• Stretching. You may reduce the cramps that follow exercise by stretching the musculoskeletal systems before and after the exercise. That’s especially true if the exercise will take place in hot or cold temperatures.
It’s also important if the exercise, even mild exercise in some cases, takes place after long periods of immobility, sitting, or bed rest. Stretching recommended for office workers several times a day to keep the blood moving and rich in the muscles.
• Massage. You may gently massage the area where the cramp occurs. Professional massage and deep tissue massage may work wonders in reducing and preventing muscular cramps.
Massaging topical applications like over-the-counter rubs and lotions may help. But, it’s probably the massage effect that means more than the chemicals in the lotion.
• DMSO. Dimethyl sulfoxide (DMSO) is a clear, colorless, oily liquid smelling of sulfur. Applied topically, DMSO reportedly passes through the skin’s oily membranes to reduce the pain of inflammation and swelling.
DMSO creams and gels have caused itching and skin irritation. Powdered DMSO is mixed with water and applied with swabs three times daily.
• Salt. Common table salt licked from your hand may relieve the pain. Most animals, including cattle and deer, seek salt in the wilds. The sodium-chloride may help with the chemical imbalance.
And, Epsom salt has a high magnesium content that will seep through your skin in a warm bath. The warm water may have more to do with the tension relief, but it’s a win-win bath for some.
Others recommend pickle juice, dark molasses, mustard, or a walk on a cold tile floor.
Medical treatments for muscle cramps

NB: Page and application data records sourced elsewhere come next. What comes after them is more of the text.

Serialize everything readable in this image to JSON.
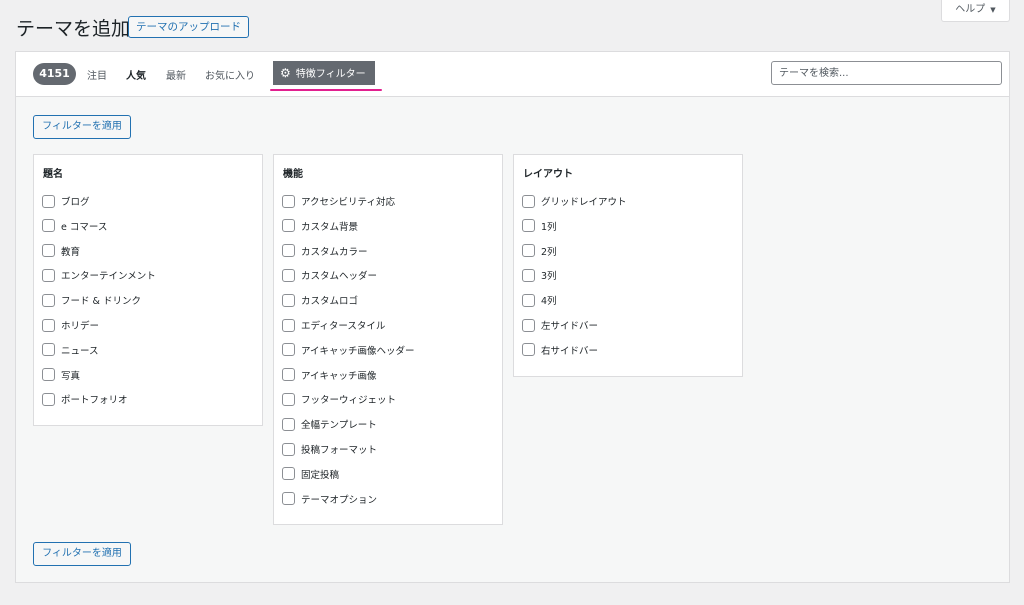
{
  "header": {
    "title": "テーマを追加",
    "upload_label": "テーマのアップロード",
    "help_label": "ヘルプ",
    "help_caret": "▼"
  },
  "filterbar": {
    "count": "4151",
    "nav": [
      "注目",
      "人気",
      "最新",
      "お気に入り"
    ],
    "feature_label": "特徴フィルター",
    "search_placeholder": "テーマを検索..."
  },
  "apply_label": "フィルターを適用",
  "groups": {
    "subject": {
      "title": "題名",
      "options": [
        "ブログ",
        "e コマース",
        "教育",
        "エンターテインメント",
        "フード & ドリンク",
        "ホリデー",
        "ニュース",
        "写真",
        "ポートフォリオ"
      ]
    },
    "features": {
      "title": "機能",
      "options": [
        "アクセシビリティ対応",
        "カスタム背景",
        "カスタムカラー",
        "カスタムヘッダー",
        "カスタムロゴ",
        "エディタースタイル",
        "アイキャッチ画像ヘッダー",
        "アイキャッチ画像",
        "フッターウィジェット",
        "全幅テンプレート",
        "投稿フォーマット",
        "固定投稿",
        "テーマオプション"
      ]
    },
    "layout": {
      "title": "レイアウト",
      "options": [
        "グリッドレイアウト",
        "1列",
        "2列",
        "3列",
        "4列",
        "左サイドバー",
        "右サイドバー"
      ]
    }
  },
  "icons": {
    "feature": "gear-icon",
    "help": "caret-down-icon"
  },
  "colors": {
    "accent": "#2271b1",
    "badge": "#646970",
    "highlight": "#e11f8f"
  }
}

Tylenol or NSAIDs will treat cramps. People still rely on Begay, Aspercreme, and other hot or cold rubs. And, there is an increasing number of transdermal patches available with endorsements by celebrity athletes.
Prescription medications are usually reserved for the care of cramps associated with disabling conditions like ALS, CP, fibromyalgia, MS, and other spastic disorders.
Even mild muscle relaxants can be habit-forming. Because they depress the central nervous system, muscle relaxants make it hard to focus or stay awake.
Other medications are prescribed off-label. They include benzodiazepines and clonidine, both of which have serious side-effects.
So, how can cannabis relieve the pain of muscle cramps?
Cannabis and cannabis-derived products can relieve the pain attached to muscle cramps. The strategic use of cannabis takes three paths:
- Diversion. The THC content in certain strains of cannabis will trigger euphoria and mood change. In doing so, it will take your mind off the pain. Cannabis users often consume before and after exercise in anticipation of the discomfort of muscle cramps.
- Anti-inflammatory. The CBD content in certain strains of cannabis takes an unclear path to reduce and eliminate inflammation. These heavily researched anti-inflammatory results come with a calming and sedative effect that assures rest. And, the anti-inflammatory properties also affect the smooth muscle that often generates the cramps.
- Intake options. Cannabis-derivatives offer many options for smoking cannabis. High-quality sublingual oils, lotions, and transdermal patches deliver the same cannabis results.
And, these cannabis options come without the potential for addiction or negative side effects. Readers are encouraged to try cannabis options for the treatment of muscle cramps and let us know what works for you.